▸ Supplied records:
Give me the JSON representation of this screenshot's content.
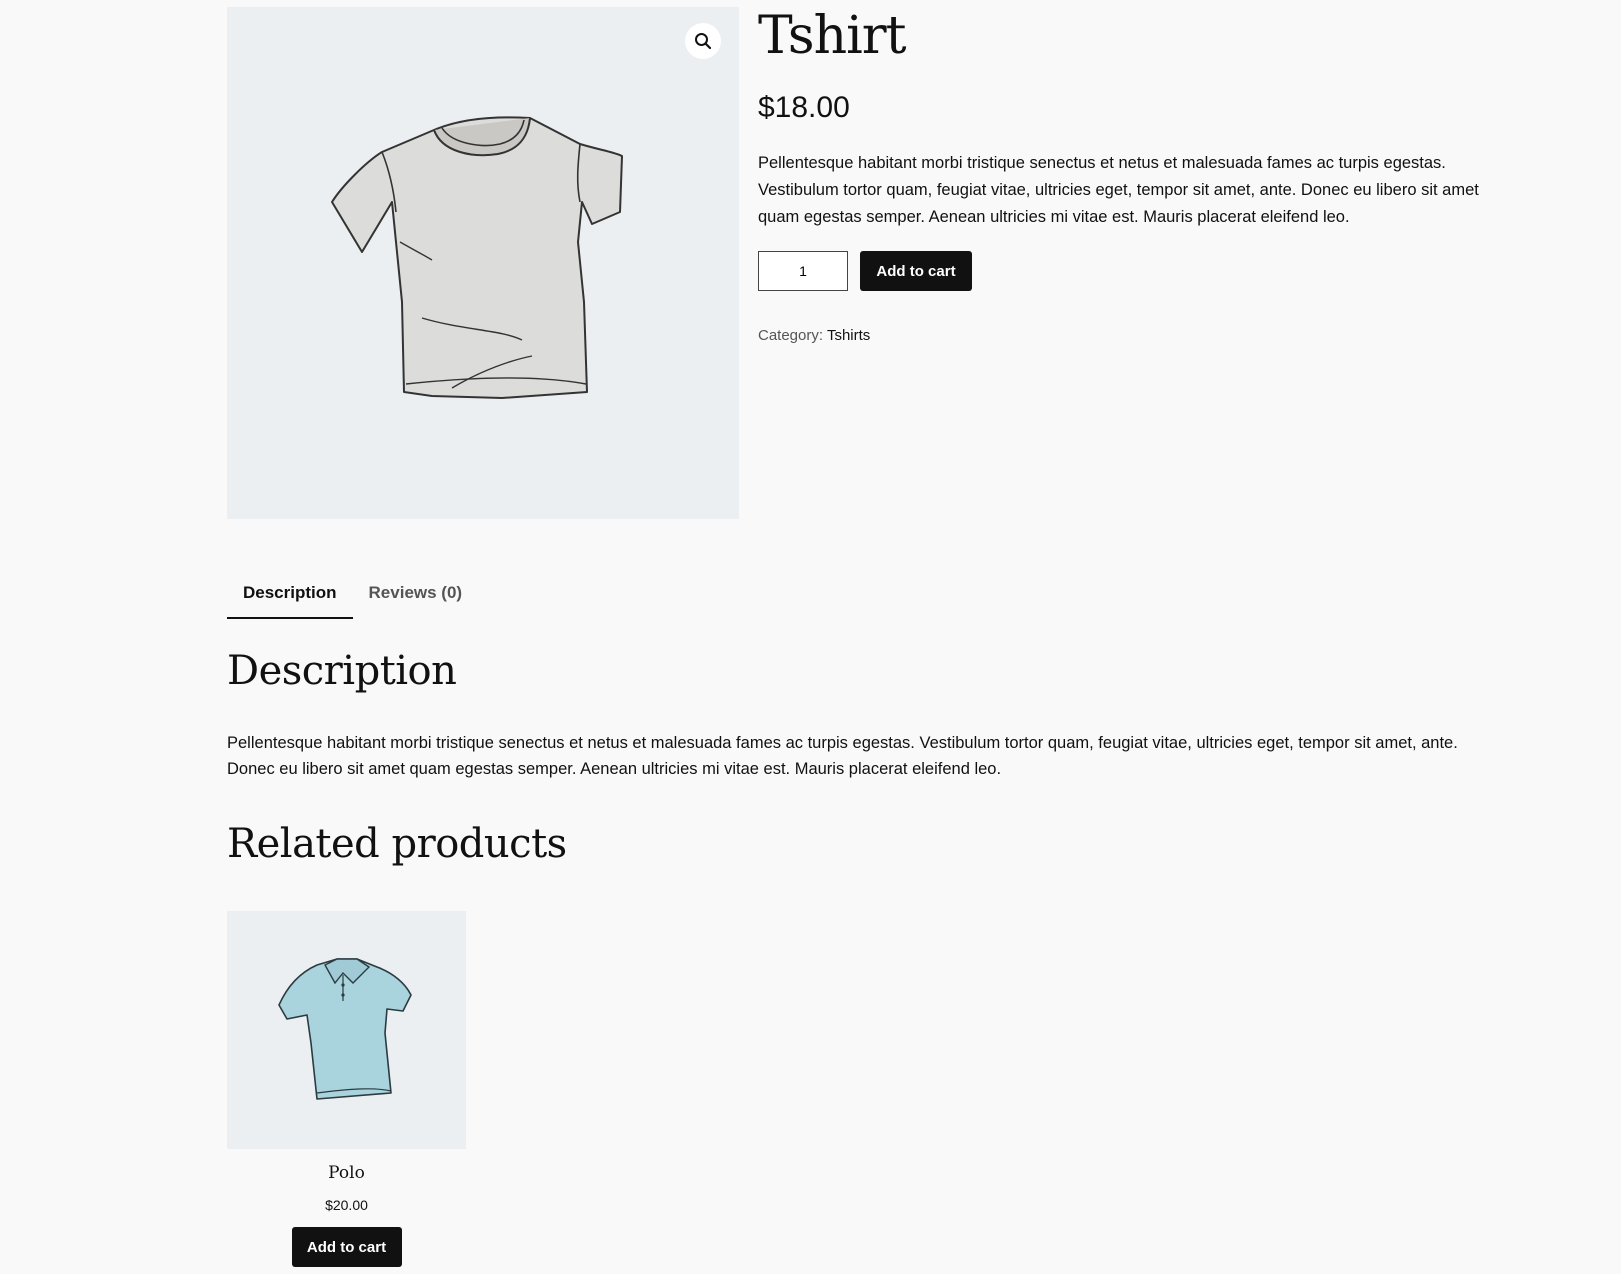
{
  "product": {
    "title": "Tshirt",
    "price": "$18.00",
    "short_description": "Pellentesque habitant morbi tristique senectus et netus et malesuada fames ac turpis egestas. Vestibulum tortor quam, feugiat vitae, ultricies eget, tempor sit amet, ante. Donec eu libero sit amet quam egestas semper. Aenean ultricies mi vitae est. Mauris placerat eleifend leo.",
    "quantity": "1",
    "add_to_cart_label": "Add to cart",
    "category_label": "Category:",
    "category_value": "Tshirts",
    "zoom_icon": "magnifier-icon"
  },
  "tabs": [
    {
      "label": "Description",
      "active": true
    },
    {
      "label": "Reviews (0)",
      "active": false
    }
  ],
  "description": {
    "heading": "Description",
    "text": "Pellentesque habitant morbi tristique senectus et netus et malesuada fames ac turpis egestas. Vestibulum tortor quam, feugiat vitae, ultricies eget, tempor sit amet, ante. Donec eu libero sit amet quam egestas semper. Aenean ultricies mi vitae est. Mauris placerat eleifend leo."
  },
  "related": {
    "heading": "Related products",
    "items": [
      {
        "name": "Polo",
        "price": "$20.00",
        "add_to_cart_label": "Add to cart"
      }
    ]
  },
  "colors": {
    "background": "#f9f9f9",
    "image_bg": "#ebeff2",
    "button": "#111111",
    "polo": "#a9d3dd",
    "tshirt": "#dcdcda"
  }
}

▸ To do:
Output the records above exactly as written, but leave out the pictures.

▸ Expected output:
Give me the JSON representation of this screenshot's content.
{
  "product": {
    "title": "Tshirt",
    "price": "$18.00",
    "short_description": "Pellentesque habitant morbi tristique senectus et netus et malesuada fames ac turpis egestas. Vestibulum tortor quam, feugiat vitae, ultricies eget, tempor sit amet, ante. Donec eu libero sit amet quam egestas semper. Aenean ultricies mi vitae est. Mauris placerat eleifend leo.",
    "quantity": "1",
    "add_to_cart_label": "Add to cart",
    "category_label": "Category:",
    "category_value": "Tshirts",
    "zoom_icon": "magnifier-icon"
  },
  "tabs": [
    {
      "label": "Description",
      "active": true
    },
    {
      "label": "Reviews (0)",
      "active": false
    }
  ],
  "description": {
    "heading": "Description",
    "text": "Pellentesque habitant morbi tristique senectus et netus et malesuada fames ac turpis egestas. Vestibulum tortor quam, feugiat vitae, ultricies eget, tempor sit amet, ante. Donec eu libero sit amet quam egestas semper. Aenean ultricies mi vitae est. Mauris placerat eleifend leo."
  },
  "related": {
    "heading": "Related products",
    "items": [
      {
        "name": "Polo",
        "price": "$20.00",
        "add_to_cart_label": "Add to cart"
      }
    ]
  },
  "colors": {
    "background": "#f9f9f9",
    "image_bg": "#ebeff2",
    "button": "#111111",
    "polo": "#a9d3dd",
    "tshirt": "#dcdcda"
  }
}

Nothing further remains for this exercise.